[Website and app data records]
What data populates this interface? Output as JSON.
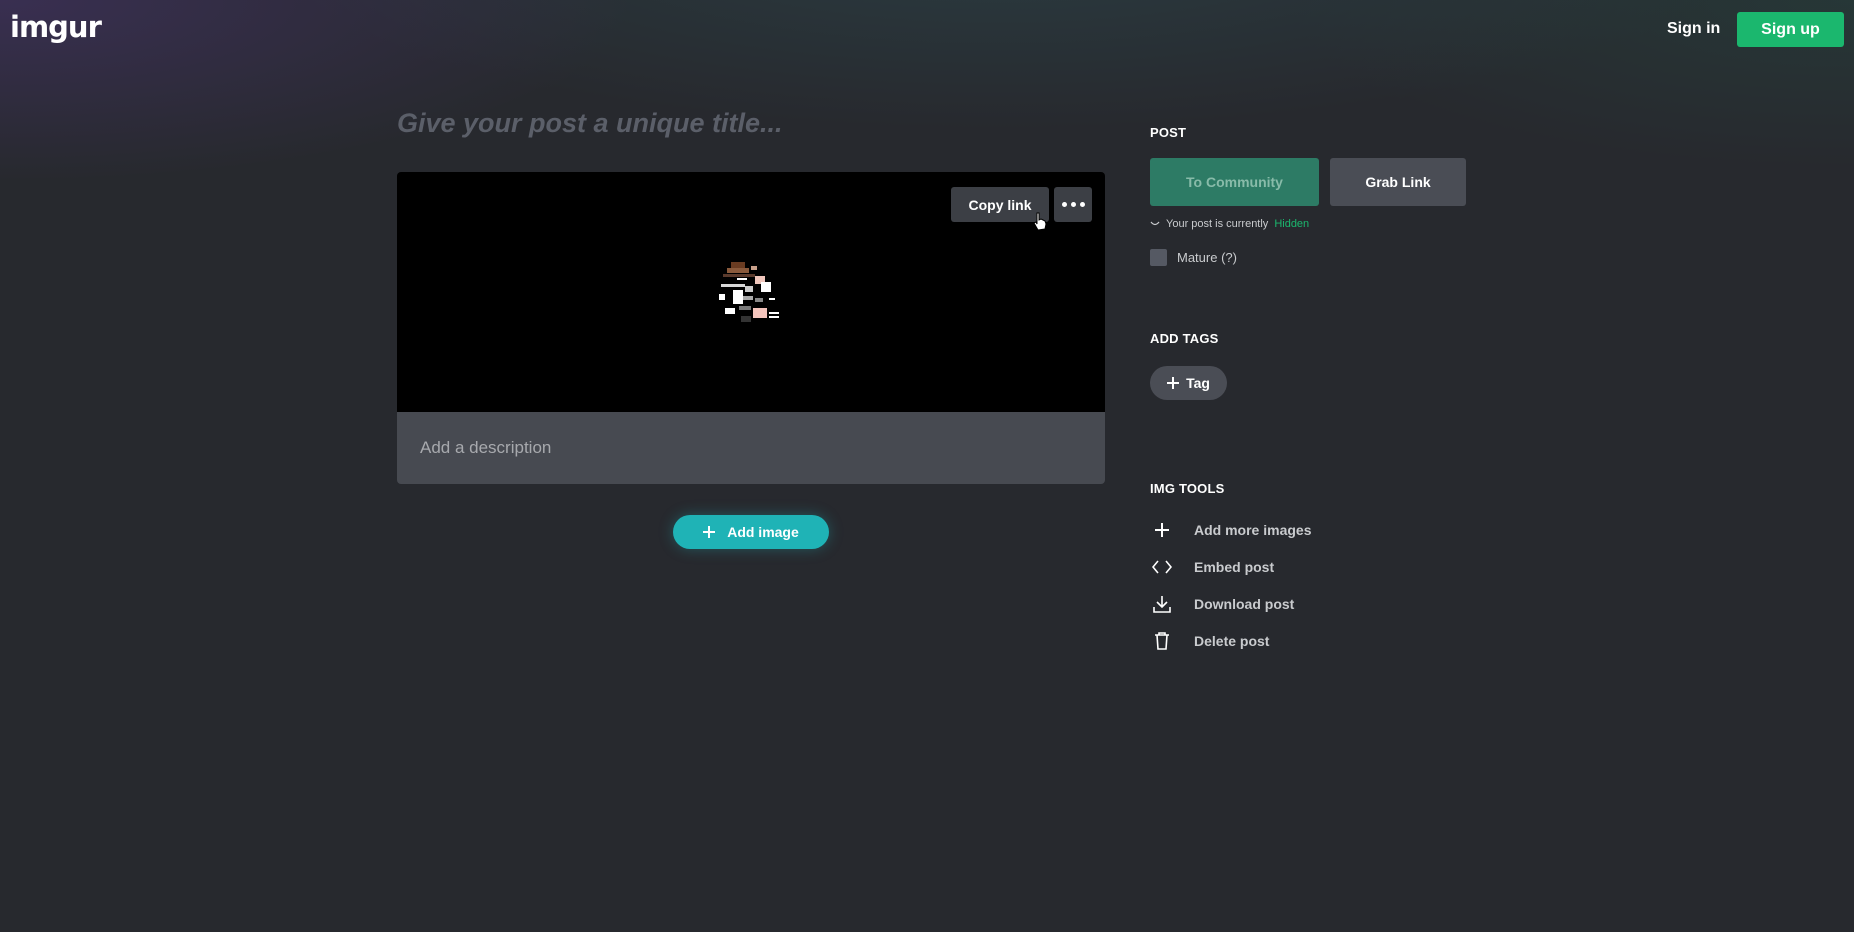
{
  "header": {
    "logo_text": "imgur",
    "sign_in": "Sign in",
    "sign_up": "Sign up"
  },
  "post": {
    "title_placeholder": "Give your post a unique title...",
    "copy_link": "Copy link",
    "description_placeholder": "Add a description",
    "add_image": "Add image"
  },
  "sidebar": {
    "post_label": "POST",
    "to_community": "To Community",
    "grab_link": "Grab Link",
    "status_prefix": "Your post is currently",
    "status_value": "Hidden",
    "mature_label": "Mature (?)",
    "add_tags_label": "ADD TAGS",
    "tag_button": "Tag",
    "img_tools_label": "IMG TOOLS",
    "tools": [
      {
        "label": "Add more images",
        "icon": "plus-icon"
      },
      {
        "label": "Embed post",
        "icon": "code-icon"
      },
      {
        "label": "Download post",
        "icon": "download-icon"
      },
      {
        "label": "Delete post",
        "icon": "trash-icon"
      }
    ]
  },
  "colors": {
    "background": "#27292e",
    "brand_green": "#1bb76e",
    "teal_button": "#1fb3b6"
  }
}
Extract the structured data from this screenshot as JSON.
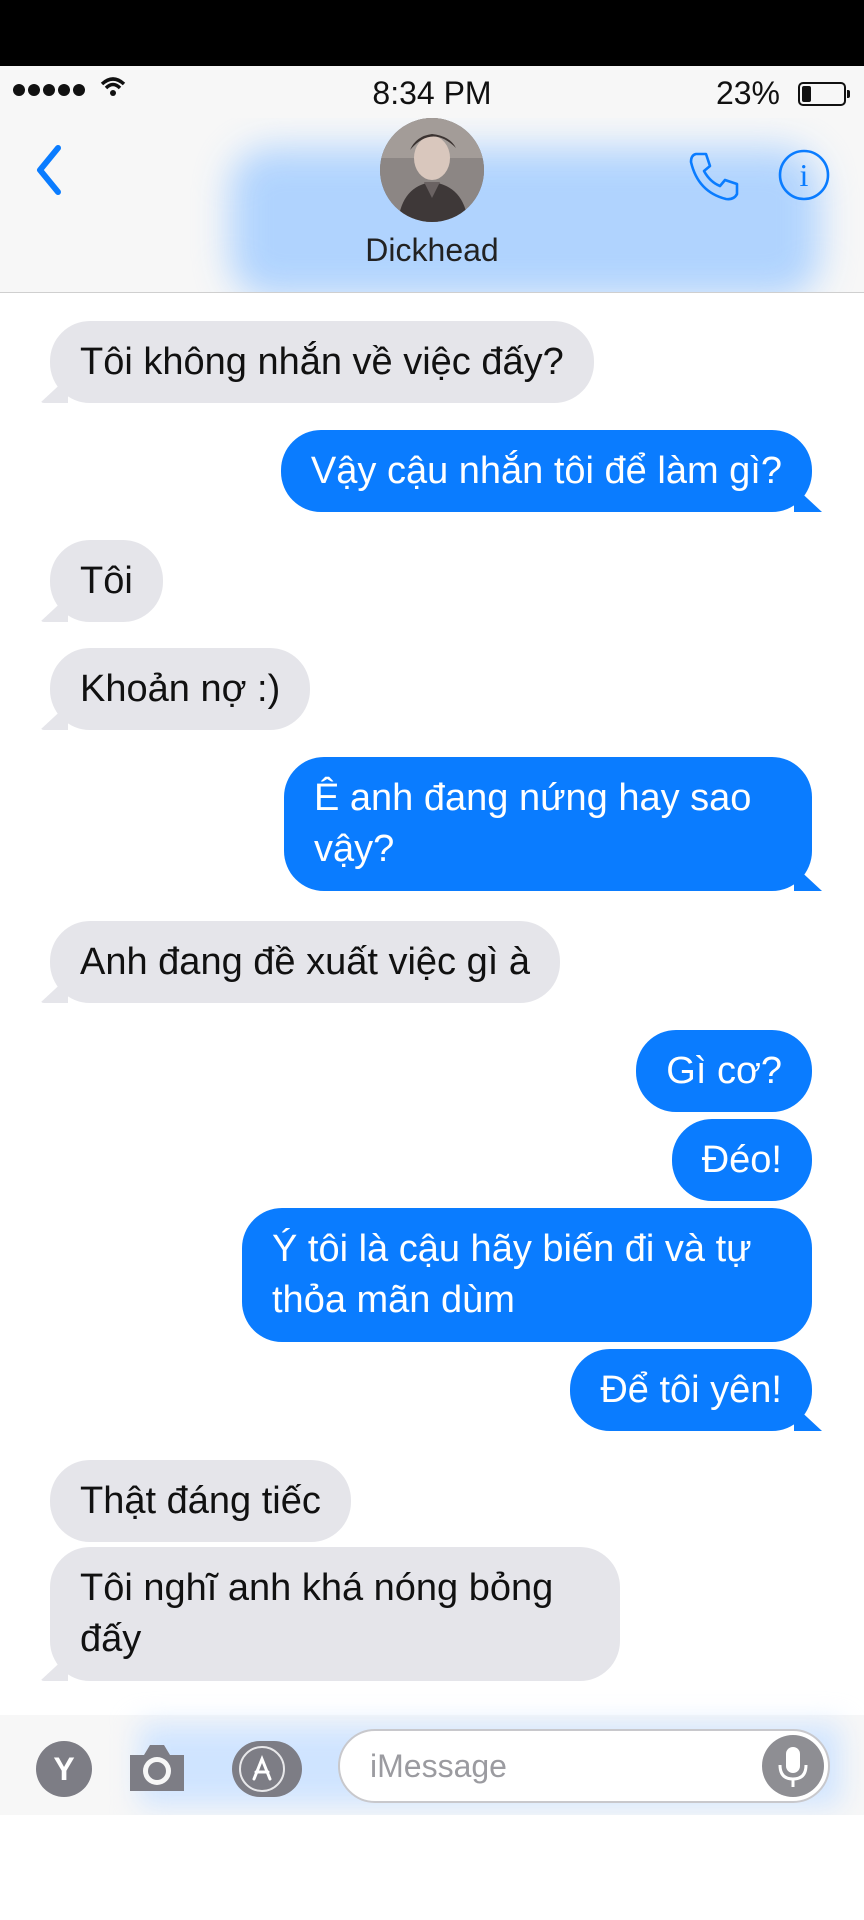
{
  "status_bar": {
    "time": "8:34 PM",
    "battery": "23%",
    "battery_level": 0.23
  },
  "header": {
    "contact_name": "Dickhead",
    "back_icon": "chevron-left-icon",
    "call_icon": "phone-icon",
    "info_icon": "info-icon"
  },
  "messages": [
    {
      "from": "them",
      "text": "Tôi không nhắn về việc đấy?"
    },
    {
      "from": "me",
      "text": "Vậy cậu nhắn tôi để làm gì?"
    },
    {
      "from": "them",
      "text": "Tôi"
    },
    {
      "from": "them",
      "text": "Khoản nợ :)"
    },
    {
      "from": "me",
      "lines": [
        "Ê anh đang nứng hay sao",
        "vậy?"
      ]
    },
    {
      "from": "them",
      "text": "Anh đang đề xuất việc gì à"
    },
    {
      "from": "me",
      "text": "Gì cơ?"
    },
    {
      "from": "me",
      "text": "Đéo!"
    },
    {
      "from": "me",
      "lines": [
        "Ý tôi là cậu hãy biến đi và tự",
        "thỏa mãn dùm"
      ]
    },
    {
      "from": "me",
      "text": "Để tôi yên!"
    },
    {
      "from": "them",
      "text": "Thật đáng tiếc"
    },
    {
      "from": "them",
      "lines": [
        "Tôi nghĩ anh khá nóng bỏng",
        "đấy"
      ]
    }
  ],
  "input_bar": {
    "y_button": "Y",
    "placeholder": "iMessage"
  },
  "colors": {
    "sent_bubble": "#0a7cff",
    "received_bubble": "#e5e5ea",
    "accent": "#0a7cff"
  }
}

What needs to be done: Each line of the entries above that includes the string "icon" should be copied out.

Reply:
        "icon": "plus-icon"
        "icon": "code-icon"
        "icon": "download-icon"
        "icon": "trash-icon"
    "back_icon": "chevron-left-icon",
    "call_icon": "phone-icon",
    "info_icon": "info-icon"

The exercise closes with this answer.